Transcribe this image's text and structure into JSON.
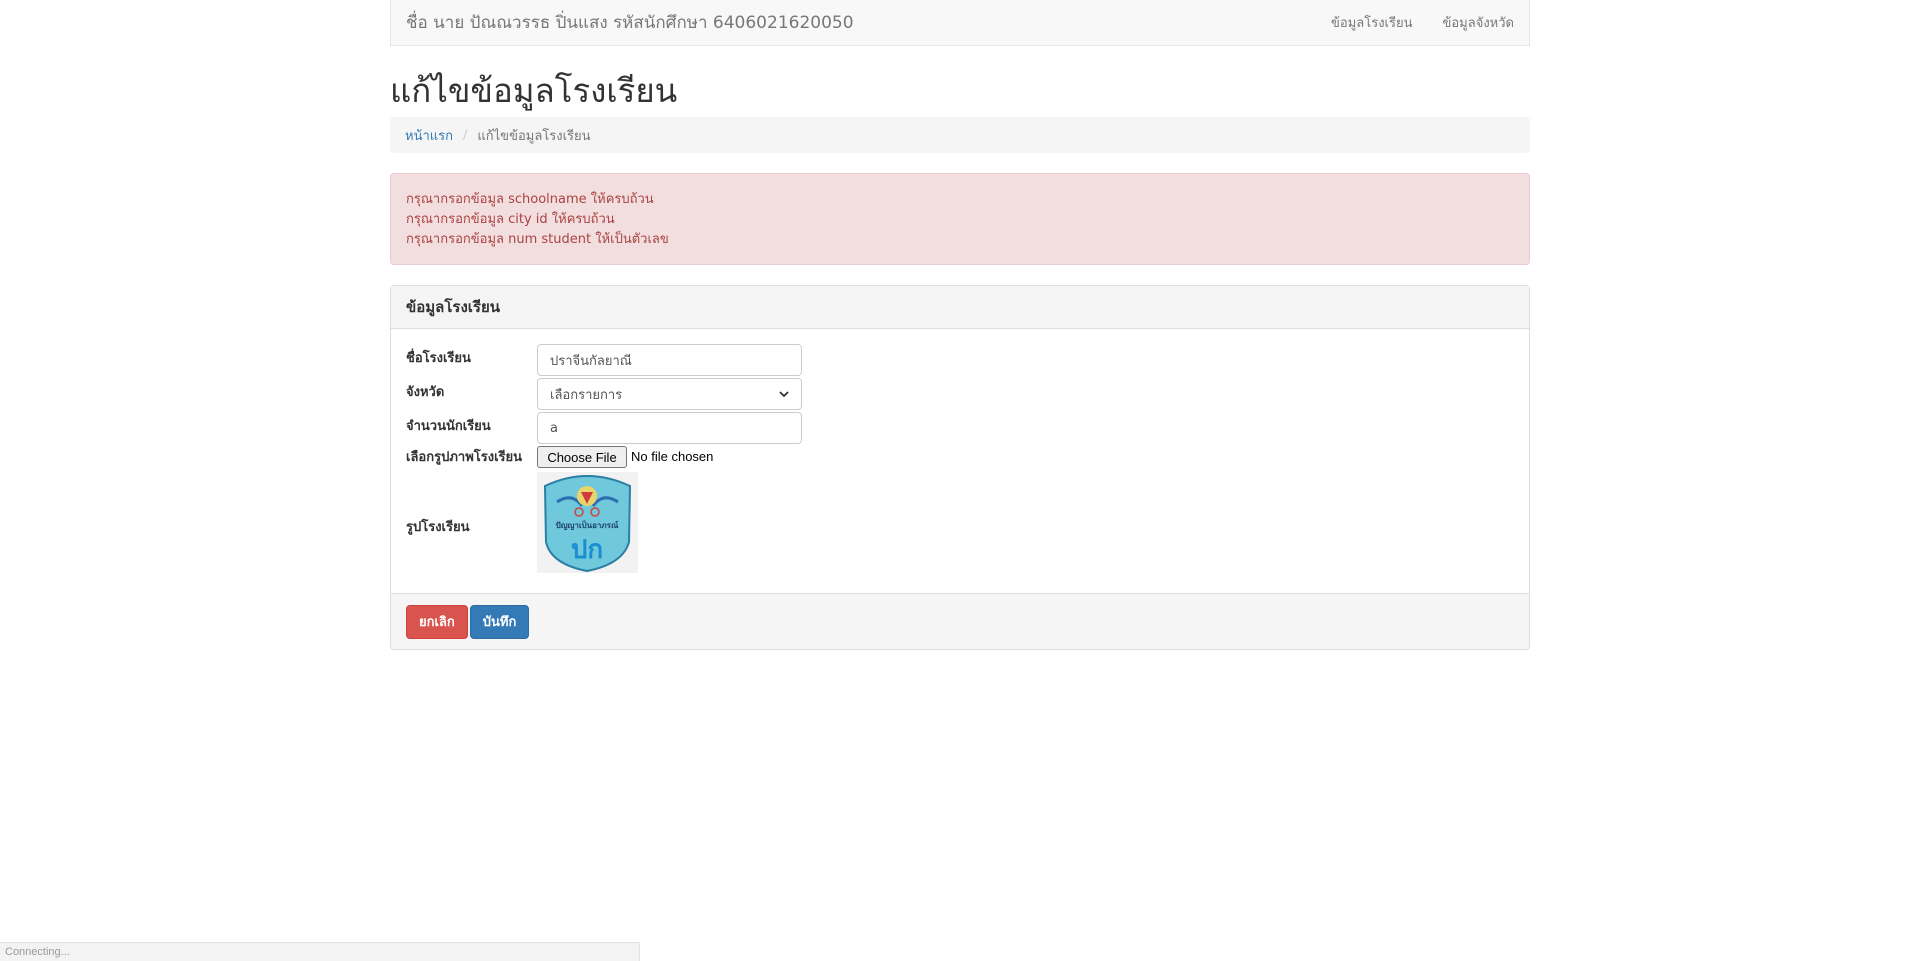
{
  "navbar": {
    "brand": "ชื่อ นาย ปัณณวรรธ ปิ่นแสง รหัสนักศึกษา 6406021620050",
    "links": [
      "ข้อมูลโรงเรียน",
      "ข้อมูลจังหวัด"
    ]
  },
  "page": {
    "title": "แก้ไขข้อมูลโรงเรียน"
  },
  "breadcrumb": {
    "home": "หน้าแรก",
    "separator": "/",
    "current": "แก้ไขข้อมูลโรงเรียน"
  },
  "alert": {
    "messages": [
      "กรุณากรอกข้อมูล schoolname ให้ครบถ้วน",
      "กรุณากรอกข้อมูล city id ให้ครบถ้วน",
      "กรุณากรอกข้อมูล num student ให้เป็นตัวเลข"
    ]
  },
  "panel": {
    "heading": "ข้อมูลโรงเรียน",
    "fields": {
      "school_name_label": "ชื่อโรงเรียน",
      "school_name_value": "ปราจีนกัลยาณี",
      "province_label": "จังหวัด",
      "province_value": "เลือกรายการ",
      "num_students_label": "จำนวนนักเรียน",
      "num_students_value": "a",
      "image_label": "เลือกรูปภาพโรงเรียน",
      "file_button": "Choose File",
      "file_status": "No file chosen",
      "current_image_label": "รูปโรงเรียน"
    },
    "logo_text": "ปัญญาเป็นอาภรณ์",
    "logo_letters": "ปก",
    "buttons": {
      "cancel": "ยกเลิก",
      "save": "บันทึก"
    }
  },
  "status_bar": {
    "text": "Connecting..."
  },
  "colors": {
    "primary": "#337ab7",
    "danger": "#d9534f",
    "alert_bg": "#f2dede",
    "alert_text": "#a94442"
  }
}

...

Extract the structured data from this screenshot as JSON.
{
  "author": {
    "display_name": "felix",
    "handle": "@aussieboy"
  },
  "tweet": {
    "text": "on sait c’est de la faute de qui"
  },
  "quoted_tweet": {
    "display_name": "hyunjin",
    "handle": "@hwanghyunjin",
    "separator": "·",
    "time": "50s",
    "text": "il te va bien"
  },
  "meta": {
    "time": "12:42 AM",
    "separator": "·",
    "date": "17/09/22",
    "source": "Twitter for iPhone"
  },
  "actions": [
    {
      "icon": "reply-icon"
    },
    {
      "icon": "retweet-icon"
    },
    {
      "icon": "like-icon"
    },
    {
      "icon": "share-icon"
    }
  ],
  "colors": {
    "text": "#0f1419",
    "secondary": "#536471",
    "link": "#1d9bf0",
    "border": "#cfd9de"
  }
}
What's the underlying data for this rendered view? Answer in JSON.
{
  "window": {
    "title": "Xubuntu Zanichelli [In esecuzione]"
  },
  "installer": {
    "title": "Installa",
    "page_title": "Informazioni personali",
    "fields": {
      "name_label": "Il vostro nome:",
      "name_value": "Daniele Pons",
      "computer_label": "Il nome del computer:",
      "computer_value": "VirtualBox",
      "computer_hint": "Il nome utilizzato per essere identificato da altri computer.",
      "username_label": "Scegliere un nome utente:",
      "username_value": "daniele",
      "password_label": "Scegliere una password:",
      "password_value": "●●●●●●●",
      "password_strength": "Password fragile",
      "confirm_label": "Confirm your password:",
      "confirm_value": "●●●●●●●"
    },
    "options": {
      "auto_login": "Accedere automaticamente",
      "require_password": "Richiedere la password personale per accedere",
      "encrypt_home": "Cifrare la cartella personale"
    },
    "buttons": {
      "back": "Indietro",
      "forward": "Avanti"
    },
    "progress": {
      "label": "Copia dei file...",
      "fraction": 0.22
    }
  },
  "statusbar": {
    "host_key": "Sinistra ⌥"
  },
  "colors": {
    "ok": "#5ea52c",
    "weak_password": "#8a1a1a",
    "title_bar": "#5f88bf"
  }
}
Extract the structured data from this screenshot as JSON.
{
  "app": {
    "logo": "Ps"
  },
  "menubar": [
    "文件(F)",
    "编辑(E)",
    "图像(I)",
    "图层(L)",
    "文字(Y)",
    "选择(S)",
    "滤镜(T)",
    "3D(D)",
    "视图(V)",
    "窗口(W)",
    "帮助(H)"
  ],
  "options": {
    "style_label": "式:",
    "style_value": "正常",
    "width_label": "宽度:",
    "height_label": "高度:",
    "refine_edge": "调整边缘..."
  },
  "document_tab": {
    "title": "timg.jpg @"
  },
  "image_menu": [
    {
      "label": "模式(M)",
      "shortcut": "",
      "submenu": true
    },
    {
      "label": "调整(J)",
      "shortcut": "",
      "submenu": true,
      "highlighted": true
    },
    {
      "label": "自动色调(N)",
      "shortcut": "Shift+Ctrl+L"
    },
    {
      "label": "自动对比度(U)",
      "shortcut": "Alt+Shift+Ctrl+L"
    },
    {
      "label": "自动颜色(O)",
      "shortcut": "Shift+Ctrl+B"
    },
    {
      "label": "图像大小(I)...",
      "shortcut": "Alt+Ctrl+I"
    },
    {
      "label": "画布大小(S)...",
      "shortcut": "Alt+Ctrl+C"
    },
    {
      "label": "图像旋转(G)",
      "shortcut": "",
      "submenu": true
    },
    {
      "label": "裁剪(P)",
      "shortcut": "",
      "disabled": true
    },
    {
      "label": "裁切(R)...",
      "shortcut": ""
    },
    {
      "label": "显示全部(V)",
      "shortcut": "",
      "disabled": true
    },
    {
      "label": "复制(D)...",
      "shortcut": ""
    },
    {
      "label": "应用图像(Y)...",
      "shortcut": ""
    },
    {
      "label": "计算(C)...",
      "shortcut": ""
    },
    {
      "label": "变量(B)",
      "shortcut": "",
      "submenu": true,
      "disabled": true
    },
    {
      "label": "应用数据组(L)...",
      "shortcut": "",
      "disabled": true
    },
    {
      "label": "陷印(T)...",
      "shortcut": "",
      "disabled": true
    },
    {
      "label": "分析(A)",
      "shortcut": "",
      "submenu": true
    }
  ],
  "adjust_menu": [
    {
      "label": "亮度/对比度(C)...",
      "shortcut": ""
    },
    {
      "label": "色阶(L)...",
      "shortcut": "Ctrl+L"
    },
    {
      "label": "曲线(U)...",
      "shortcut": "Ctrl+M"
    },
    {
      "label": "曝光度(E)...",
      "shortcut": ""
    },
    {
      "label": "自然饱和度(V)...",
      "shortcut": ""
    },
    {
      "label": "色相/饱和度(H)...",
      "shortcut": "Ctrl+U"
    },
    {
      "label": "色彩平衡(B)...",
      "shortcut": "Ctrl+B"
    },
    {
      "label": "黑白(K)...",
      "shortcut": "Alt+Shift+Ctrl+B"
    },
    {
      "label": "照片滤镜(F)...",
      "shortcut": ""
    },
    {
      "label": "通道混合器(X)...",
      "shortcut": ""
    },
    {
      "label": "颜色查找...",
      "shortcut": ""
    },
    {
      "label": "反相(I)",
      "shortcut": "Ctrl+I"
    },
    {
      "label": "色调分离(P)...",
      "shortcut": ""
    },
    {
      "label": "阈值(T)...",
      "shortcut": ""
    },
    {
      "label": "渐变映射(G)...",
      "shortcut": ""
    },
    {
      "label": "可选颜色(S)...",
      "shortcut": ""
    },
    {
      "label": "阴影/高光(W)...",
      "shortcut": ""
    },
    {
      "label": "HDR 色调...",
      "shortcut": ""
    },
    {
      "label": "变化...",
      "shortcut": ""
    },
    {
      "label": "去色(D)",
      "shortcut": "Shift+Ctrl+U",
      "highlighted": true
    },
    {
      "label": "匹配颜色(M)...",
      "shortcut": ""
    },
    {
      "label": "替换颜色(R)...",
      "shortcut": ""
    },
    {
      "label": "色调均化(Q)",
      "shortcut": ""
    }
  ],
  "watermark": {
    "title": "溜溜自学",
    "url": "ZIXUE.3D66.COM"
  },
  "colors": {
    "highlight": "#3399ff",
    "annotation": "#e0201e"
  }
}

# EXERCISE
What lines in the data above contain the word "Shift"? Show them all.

# SOLUTION BELOW
      "shortcut": "Shift+Ctrl+L"
      "shortcut": "Alt+Shift+Ctrl+L"
      "shortcut": "Shift+Ctrl+B"
      "shortcut": "Alt+Shift+Ctrl+B"
      "shortcut": "Shift+Ctrl+U",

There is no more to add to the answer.